Roger Thompson, technical director of malicious code research for security services company TruSecure, said the threat posed by the certificates depends on who has access to them.
If an online vandal decided to spoof VeriSign just to brag, then there will be little damage.
"It shouldn't be a problem as long as people understand what's going on," he said. "The security bulletin tells how to determine if it is a dead certificate, and any malicious code has to both fool the user and any antivirus software."
Yet, if the cyberthief has an agenda, the damage could be significant.
"If it was someone with a purpose in mind, then six weeks is a long time to do something," he said. If the attacker wanted to compromise a company or a government agency by creating forged Microsoft-signed certificates, the damage may already be done.
"If the job was to install a sniffer, then there could be a zillion backdoors as a result of it," Thompson said. A sniffer allows an intruder to grab everything typed by a person on a computer, including passwords, and usually leads to a total compromise of security.
According to Thursday's security bulletin, detecting the phony "Class 3" certificates is fairly straightforward.
When people double-click a Web link to install a program, a "Security Warning" dialog box pops up with details of the certificate used to sign the code. The dialog box will appear even on computers where the person had previously said to trust all Microsoft code.

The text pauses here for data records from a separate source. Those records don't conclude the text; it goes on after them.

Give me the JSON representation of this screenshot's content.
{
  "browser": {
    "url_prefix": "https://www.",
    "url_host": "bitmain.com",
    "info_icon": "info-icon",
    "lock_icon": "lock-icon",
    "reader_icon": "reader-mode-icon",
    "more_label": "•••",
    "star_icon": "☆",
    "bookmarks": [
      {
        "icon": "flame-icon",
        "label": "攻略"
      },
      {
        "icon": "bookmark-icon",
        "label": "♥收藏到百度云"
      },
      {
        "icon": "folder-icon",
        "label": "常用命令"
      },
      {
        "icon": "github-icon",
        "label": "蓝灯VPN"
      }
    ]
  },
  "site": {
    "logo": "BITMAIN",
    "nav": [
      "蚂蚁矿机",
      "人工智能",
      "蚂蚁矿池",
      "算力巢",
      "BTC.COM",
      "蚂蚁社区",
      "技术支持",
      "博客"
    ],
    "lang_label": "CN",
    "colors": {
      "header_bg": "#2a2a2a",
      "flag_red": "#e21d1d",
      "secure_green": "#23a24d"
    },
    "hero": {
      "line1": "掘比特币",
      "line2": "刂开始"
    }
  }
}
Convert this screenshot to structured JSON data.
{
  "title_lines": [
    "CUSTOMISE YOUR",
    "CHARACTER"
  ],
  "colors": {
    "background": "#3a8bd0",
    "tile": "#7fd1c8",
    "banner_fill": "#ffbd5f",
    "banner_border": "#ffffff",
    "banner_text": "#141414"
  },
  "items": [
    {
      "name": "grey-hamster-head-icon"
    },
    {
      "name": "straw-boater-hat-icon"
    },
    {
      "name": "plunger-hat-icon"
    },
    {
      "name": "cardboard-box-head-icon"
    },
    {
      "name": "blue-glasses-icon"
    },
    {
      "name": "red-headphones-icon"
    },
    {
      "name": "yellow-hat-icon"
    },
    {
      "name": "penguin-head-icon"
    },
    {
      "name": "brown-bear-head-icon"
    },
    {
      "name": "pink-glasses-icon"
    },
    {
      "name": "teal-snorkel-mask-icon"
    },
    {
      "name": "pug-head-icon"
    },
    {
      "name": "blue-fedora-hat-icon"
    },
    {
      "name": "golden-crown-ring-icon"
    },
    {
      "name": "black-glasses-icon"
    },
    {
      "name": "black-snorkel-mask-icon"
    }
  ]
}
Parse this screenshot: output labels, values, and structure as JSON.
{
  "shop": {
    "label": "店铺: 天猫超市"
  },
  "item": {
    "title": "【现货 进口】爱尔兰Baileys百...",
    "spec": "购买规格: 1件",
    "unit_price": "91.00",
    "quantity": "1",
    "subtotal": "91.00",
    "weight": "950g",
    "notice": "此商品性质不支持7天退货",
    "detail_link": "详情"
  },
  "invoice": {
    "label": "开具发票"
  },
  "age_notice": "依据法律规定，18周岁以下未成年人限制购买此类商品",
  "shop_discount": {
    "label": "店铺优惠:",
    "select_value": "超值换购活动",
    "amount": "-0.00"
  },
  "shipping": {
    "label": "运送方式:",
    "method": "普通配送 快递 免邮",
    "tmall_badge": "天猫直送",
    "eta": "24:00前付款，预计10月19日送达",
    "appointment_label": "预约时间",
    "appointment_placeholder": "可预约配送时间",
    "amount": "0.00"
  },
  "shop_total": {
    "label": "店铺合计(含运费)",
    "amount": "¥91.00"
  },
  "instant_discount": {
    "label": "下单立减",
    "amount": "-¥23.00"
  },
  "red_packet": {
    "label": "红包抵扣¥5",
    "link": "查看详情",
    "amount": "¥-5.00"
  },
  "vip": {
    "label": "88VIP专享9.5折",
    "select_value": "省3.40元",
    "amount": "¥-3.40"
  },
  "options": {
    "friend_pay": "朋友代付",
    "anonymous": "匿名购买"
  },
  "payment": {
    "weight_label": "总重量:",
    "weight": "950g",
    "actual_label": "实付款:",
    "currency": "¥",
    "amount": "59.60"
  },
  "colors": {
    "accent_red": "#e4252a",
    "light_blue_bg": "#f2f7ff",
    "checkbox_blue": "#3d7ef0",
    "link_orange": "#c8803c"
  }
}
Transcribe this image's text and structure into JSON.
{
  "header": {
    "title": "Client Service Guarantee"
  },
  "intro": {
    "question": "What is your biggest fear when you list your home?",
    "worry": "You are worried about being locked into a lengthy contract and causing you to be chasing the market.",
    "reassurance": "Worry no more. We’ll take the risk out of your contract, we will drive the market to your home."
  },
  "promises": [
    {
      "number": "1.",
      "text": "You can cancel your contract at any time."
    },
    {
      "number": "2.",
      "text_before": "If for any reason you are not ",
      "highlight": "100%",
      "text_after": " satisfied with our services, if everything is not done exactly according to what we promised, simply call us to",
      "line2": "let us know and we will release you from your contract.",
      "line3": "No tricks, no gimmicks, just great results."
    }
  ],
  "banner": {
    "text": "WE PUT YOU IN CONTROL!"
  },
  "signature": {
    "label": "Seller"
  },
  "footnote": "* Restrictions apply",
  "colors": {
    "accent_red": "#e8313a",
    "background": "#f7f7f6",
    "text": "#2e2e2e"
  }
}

People should click the hyperlinked "Microsoft Corporation" name to get more information on the certificate. If the "Valid from" field starts with either a Jan. 29, 2001, date or a Jan. 30, 2001, date, the certificate is fraudulent and the person should not download the software. (The time stamps are a day behind the issuing dates because certificates are based on Greenwich Mean Time.)
Microsoft has asked anyone finding such a certificate to contact it at email@example.com.